yScale = d3.scale.linear().domain([0, 3.5]).range([height, 0]),
radiusScale = d3.scale.sqrt().domain([0, 4e6]).range([0, 40]),

Input Data Preparation

Since the javascript accepts input data in a particular json format, we wrote a python script to convert a csv file to the required format, as follows:

import csv
import json
import sys, getopt

//To run (from inside this directory):
python -i ../data/data_clean.csv -o ../data/test.json
(from main directory)
python scripts/ -i data/data_clean.csv -o data/test.json

def main(argv):
  input_file = ''
  output_file = ''
      opts, args = getopt.getopt(argv,"hi:o:",["ifile=","ofile="])
  except getopt.GetoptError:
      print(' -i <'path to inputfile'> -o <'path to outputfile'>')
  for opt, arg in opts:
      if opt == '-h':
          print(' -i <'path to inputfile'> -o <'path to outputfile'>')
      elif opt in ("-i", "--ifile"):
          input_file = arg
      elif opt in ("-o", "--ofile"):
          output_file = arg
  csv_to_json(input_file, output_file)

def csv_to_json(file, json_file):
  csv_rows = []
  with open(file) as csvfile:
    reader = csv.DictReader(csvfile)
    title = reader.fieldnames
    counties = {}

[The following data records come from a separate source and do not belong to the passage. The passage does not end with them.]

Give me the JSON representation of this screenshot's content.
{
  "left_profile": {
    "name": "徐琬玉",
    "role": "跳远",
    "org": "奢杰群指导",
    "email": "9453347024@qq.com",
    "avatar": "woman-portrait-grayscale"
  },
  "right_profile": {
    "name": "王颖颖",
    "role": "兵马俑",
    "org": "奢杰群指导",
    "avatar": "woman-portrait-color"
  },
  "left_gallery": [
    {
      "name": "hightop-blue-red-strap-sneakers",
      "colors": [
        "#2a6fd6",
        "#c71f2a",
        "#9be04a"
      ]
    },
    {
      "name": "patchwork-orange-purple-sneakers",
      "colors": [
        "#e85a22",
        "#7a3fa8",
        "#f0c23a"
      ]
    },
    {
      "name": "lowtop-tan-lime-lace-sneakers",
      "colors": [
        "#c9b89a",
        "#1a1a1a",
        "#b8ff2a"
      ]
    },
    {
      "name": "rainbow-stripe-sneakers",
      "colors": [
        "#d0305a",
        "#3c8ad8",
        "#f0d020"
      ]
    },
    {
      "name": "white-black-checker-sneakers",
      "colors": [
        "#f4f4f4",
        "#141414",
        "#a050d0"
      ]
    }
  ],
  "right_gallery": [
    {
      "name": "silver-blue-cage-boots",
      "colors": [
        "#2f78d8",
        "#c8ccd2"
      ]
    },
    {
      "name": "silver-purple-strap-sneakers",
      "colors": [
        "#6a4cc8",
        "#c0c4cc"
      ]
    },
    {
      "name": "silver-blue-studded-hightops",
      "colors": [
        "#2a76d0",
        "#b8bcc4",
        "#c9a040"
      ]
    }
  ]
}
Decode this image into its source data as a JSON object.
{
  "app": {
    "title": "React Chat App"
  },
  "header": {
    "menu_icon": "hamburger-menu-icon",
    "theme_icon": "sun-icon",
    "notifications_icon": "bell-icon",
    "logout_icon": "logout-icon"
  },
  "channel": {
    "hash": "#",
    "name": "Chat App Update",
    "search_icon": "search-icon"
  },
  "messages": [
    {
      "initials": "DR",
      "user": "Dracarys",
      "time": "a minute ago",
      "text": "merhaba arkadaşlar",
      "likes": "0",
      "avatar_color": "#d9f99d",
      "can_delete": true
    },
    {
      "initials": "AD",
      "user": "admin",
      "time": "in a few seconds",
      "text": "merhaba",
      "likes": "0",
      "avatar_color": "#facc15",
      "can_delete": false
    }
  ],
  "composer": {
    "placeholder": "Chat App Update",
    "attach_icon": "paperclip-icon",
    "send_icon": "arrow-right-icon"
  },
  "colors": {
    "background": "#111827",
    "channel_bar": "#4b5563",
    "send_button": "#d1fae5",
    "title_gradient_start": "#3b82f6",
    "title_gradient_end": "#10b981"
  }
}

    for row in reader:
      if row['county'] in counties:
        counties[row['county']]['felony'].append([int(row['year']), float(row['felony'])])
        counties[row['county']]['misdemeanor'].append([int(row['year']), float(row['misdemeanor'])])
        counties[row['county']]['population'].append([int(row['year']), int(row['population'])])

        counties[row['county']] = {'county': row['county']}
        counties[row['county']]['felony'] = [[int(row['year']), float(row['felony'])]]
        counties[row['county']]['misdemeanor'] = [[int(row['year']), float(row['misdemeanor'])]]
        counties[row['county']]['population'] = [[int(row['year']), int(row['population'])]]

    write_json(list(counties.values()), json_file)

def write_json(data, json_file):
  with open(json_file, "w") as f:
    f.write(json.dumps(data, sort_keys=True, indent=4, separators=(',', ': '),ensure_ascii=False))

if __name__ == "__main__":


Final Visualization

And we have it! The resulting visualization can be found here, here's a snapshot:


To get started quickly, the complete code for this visualization can be found at the following Github repo.